• **TASK INPUTS**
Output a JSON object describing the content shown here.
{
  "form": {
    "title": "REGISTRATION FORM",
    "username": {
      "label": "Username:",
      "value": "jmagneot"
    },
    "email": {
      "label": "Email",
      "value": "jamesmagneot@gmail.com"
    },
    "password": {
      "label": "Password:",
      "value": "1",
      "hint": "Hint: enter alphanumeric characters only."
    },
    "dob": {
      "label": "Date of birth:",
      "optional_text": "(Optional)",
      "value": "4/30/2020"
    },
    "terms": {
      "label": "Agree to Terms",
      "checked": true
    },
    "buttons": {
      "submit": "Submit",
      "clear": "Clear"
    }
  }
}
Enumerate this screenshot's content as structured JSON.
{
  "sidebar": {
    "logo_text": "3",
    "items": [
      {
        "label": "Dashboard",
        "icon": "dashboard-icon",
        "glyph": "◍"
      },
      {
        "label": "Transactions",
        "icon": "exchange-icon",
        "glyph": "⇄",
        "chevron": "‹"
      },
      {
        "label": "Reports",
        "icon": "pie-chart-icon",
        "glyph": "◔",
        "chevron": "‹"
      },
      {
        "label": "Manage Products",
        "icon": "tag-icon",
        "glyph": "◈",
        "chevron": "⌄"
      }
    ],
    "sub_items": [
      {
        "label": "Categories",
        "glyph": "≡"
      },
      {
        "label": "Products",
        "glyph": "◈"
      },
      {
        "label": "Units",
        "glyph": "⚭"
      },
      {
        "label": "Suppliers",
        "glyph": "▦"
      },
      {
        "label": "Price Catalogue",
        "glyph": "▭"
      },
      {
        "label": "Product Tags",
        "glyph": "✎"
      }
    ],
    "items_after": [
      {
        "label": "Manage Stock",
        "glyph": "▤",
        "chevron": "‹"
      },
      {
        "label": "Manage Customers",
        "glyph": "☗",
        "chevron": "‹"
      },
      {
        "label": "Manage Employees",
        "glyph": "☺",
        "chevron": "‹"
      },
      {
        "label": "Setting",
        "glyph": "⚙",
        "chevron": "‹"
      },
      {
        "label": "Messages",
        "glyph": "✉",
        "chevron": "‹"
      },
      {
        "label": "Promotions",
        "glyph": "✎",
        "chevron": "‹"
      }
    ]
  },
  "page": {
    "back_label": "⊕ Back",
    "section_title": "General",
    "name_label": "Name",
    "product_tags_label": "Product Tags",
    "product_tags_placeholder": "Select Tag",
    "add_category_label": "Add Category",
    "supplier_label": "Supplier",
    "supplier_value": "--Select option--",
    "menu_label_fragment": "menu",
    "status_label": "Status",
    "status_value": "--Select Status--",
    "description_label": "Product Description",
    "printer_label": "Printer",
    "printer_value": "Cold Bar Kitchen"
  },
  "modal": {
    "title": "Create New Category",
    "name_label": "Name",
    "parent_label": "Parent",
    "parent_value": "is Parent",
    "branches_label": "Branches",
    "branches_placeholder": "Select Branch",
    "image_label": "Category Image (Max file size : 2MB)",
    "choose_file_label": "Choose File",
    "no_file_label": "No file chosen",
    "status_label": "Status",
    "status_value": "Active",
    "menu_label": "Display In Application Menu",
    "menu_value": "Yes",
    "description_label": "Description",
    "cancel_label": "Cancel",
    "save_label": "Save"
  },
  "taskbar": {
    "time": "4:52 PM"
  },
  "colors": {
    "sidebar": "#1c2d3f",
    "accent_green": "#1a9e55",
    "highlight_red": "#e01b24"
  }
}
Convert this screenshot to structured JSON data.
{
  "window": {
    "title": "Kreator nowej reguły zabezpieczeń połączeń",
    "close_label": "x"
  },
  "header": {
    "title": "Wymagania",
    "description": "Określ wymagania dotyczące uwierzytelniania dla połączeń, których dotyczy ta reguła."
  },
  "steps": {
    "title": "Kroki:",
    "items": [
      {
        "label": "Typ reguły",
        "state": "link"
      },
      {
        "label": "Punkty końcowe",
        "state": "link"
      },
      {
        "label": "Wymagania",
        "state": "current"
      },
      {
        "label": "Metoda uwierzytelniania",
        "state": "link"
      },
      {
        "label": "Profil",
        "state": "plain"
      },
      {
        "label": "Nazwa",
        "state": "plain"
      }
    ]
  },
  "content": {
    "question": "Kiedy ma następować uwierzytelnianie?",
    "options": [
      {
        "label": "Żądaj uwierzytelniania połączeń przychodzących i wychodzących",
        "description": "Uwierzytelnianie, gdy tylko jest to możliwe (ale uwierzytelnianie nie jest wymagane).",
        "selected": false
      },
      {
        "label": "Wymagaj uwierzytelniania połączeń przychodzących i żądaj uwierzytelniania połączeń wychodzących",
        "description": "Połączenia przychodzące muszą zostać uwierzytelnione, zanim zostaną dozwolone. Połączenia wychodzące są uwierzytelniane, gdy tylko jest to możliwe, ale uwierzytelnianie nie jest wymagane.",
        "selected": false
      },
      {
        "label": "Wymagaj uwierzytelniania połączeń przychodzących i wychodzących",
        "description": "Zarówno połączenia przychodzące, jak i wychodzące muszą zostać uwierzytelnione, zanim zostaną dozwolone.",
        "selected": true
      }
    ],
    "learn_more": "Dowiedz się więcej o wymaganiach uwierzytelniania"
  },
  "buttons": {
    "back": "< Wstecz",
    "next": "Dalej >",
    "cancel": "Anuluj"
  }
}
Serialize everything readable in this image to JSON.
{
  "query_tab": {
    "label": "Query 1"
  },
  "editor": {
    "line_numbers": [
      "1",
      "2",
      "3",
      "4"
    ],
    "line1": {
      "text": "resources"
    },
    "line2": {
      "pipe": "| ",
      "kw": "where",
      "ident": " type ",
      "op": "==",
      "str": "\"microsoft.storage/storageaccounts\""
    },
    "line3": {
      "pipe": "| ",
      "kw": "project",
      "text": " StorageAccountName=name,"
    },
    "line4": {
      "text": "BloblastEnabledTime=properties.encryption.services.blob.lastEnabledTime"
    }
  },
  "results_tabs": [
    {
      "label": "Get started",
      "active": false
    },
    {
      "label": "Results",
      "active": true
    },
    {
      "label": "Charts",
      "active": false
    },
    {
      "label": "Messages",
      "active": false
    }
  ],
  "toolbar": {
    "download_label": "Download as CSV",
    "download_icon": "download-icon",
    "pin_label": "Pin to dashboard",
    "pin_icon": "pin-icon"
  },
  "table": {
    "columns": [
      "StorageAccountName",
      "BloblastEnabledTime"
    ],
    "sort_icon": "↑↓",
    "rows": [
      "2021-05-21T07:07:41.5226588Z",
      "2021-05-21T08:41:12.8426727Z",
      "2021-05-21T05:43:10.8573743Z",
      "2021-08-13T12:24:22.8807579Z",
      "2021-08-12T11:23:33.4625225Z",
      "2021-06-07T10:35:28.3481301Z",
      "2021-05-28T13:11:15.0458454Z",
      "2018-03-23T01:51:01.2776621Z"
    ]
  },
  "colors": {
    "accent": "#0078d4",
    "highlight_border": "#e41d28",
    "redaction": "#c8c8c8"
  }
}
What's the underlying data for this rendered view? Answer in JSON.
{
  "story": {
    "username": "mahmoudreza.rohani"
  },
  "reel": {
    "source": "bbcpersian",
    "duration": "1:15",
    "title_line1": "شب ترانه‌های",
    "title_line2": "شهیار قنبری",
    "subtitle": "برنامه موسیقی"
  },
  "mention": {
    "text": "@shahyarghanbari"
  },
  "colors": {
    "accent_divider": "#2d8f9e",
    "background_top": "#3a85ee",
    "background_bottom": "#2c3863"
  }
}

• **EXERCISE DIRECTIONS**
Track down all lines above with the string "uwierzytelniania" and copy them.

• **ANSWER TO THE PROBLEM**
    "description": "Określ wymagania dotyczące uwierzytelniania dla połączeń, których dotyczy ta reguła."
        "label": "Metoda uwierzytelniania",
        "label": "Żądaj uwierzytelniania połączeń przychodzących i wychodzących",
        "label": "Wymagaj uwierzytelniania połączeń przychodzących i żądaj uwierzytelniania połączeń wychodzących",
        "label": "Wymagaj uwierzytelniania połączeń przychodzących i wychodzących",
    "learn_more": "Dowiedz się więcej o wymaganiach uwierzytelniania"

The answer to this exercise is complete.